Cross-Stitch and Counted Thread:

  • Even Weave Fabrics: Choose fabrics with a consistent weave for precise counting.
  • Aida Cloth or Linen: Traditional choices for cross-stitch.

Free-Motion Embroidery:

  • Quilting Cotton or Muslin: Lightweight fabrics that allow for easy movement of the needle.
  • Stabilization: Use stabilizers to prevent puckering during free-motion stitching.

Machine Embroidery:

  • Stable Fabrics: Opt for stable fabrics like cotton or twill for machine embroidery.
  • Heavy Stabilizers: Use heavy stabilizers for intricate machine designs.

5. Consider Fabric Color and Pattern

The color and pattern of the fabric contribute to the overall aesthetics of your embroidery. Choose fabrics that enhance and complement your design.

Contrast for Visibility:

  • Dark on Light or Light on Dark: Ensure your embroidery design stands out by choosing contrasting colors.
  • Consider Pattern Density: Avoid fabrics with overly busy patterns that may distract from intricate designs.

Monochromatic Elegance:

  • Tone-on-Tone Fabrics: Create a subtle and sophisticated look by using fabrics in similar tones.
  • Texture Emphasis: Let the texture of the fabric and the embroidery take center stage.

6. Pre-Wash Your Fabric

Pre-washing your fabric is a crucial step, especially if your final piece is intended for regular use or washing.
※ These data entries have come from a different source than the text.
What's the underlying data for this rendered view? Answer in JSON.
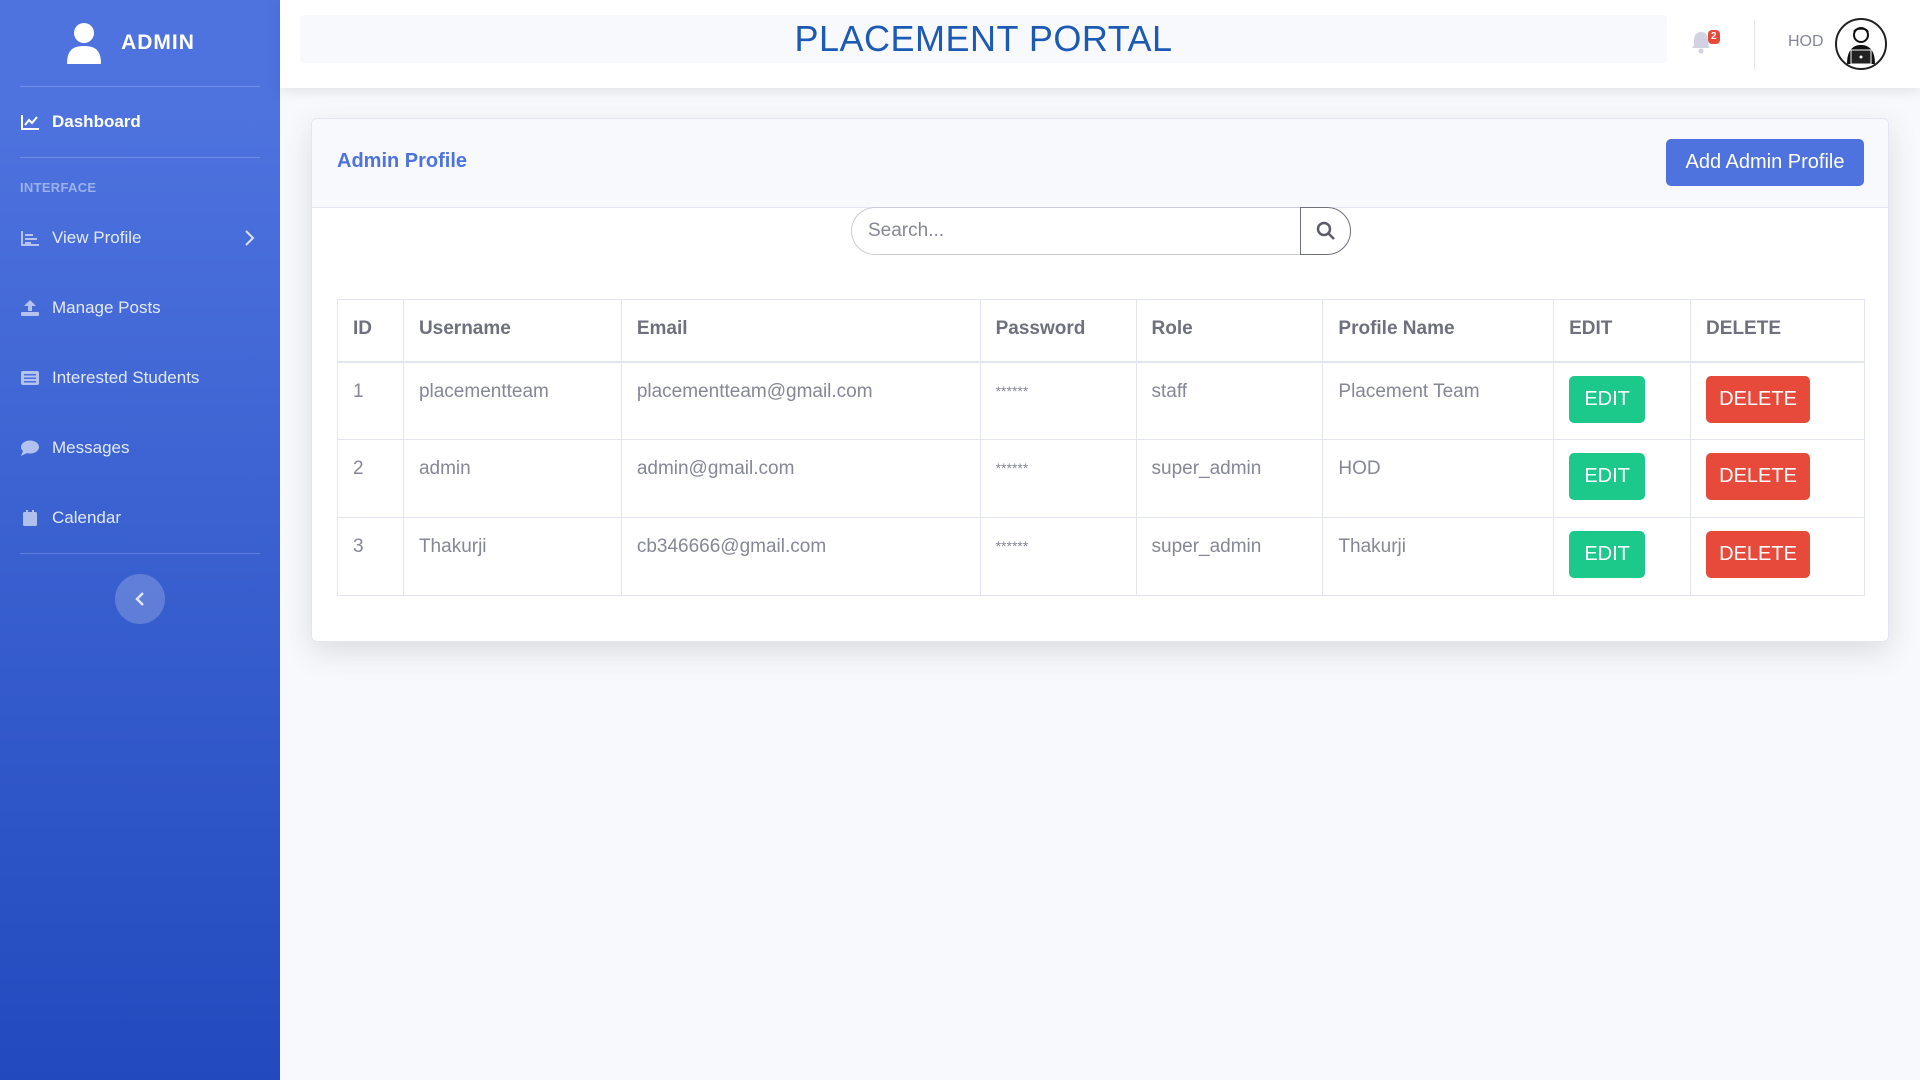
{
  "sidebar": {
    "brand": "ADMIN",
    "dashboard": "Dashboard",
    "section_heading": "INTERFACE",
    "items": [
      {
        "label": "View Profile",
        "icon": "chart-bar-icon"
      },
      {
        "label": "Manage Posts",
        "icon": "upload-icon"
      },
      {
        "label": "Interested Students",
        "icon": "list-icon"
      },
      {
        "label": "Messages",
        "icon": "comment-icon"
      },
      {
        "label": "Calendar",
        "icon": "calendar-icon"
      }
    ]
  },
  "topbar": {
    "title": "PLACEMENT PORTAL",
    "notification_count": "2",
    "user_name": "HOD"
  },
  "card": {
    "title": "Admin Profile",
    "add_button": "Add Admin Profile",
    "search_placeholder": "Search..."
  },
  "table": {
    "headers": [
      "ID",
      "Username",
      "Email",
      "Password",
      "Role",
      "Profile Name",
      "EDIT",
      "DELETE"
    ],
    "rows": [
      {
        "id": "1",
        "username": "placementteam",
        "email": "placementteam@gmail.com",
        "password": "******",
        "role": "staff",
        "profile_name": "Placement Team",
        "edit": "EDIT",
        "delete": "DELETE"
      },
      {
        "id": "2",
        "username": "admin",
        "email": "admin@gmail.com",
        "password": "******",
        "role": "super_admin",
        "profile_name": "HOD",
        "edit": "EDIT",
        "delete": "DELETE"
      },
      {
        "id": "3",
        "username": "Thakurji",
        "email": "cb346666@gmail.com",
        "password": "******",
        "role": "super_admin",
        "profile_name": "Thakurji",
        "edit": "EDIT",
        "delete": "DELETE"
      }
    ]
  },
  "colors": {
    "primary": "#4e73df",
    "success": "#1cc88a",
    "danger": "#e74a3b",
    "title": "#1d5ab4"
  }
}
This prevents shrinkage or color bleeding after the embroidery is complete.

Shrinkage Prevention:

  • Pre-Wash and Iron: Wash and iron the fabric before starting the embroidery project.
  • Stabilization After Washing: Re-stabilize the fabric as needed after pre-washing.

7. Explore Specialty Fabrics

For unique and specialized projects, consider exploring a range of specialty fabrics that can add a distinctive touch to your embroidery.

Lace and Sheer Fabrics:

  • Chiffon, Organza, or Lace: Add elegance to your designs with these sheer and delicate fabrics.
  • Light Stabilizers: Use lightweight stabilizers to maintain the fabric’s transparency.

Felt and Wool Blends:

  • Felt or Wool: Ideal for textured and cozy designs, such as appliqué.
  • Secure Edges: Secure edges to prevent fraying during stitching.

Leather and Vinyl:

  • Leather or Vinyl: Explore unconventional canvases for bold and unique embroidery.
  • Specialized Needles: Use needles designed for heavy materials when embroidering on leather or vinyl.


Embroidery is a craft that marries creativity with precision, and the fabric you choose serves as the canvas for your artistic expression. By understanding the characteristics of different fabrics, conducting test runs, and considering factors like color and pattern, you can elevate your embroidery projects to new heights. So, whether you’re stitching on classic cotton, experimenting with textured linen, or venturing into specialty fabrics, let your fabric choice be a thoughtful and intentional part of your embroidery journey. Each stitch becomes a brushstroke, and with the right fabric, your embroidery masterpiece will come to life, thread by thread.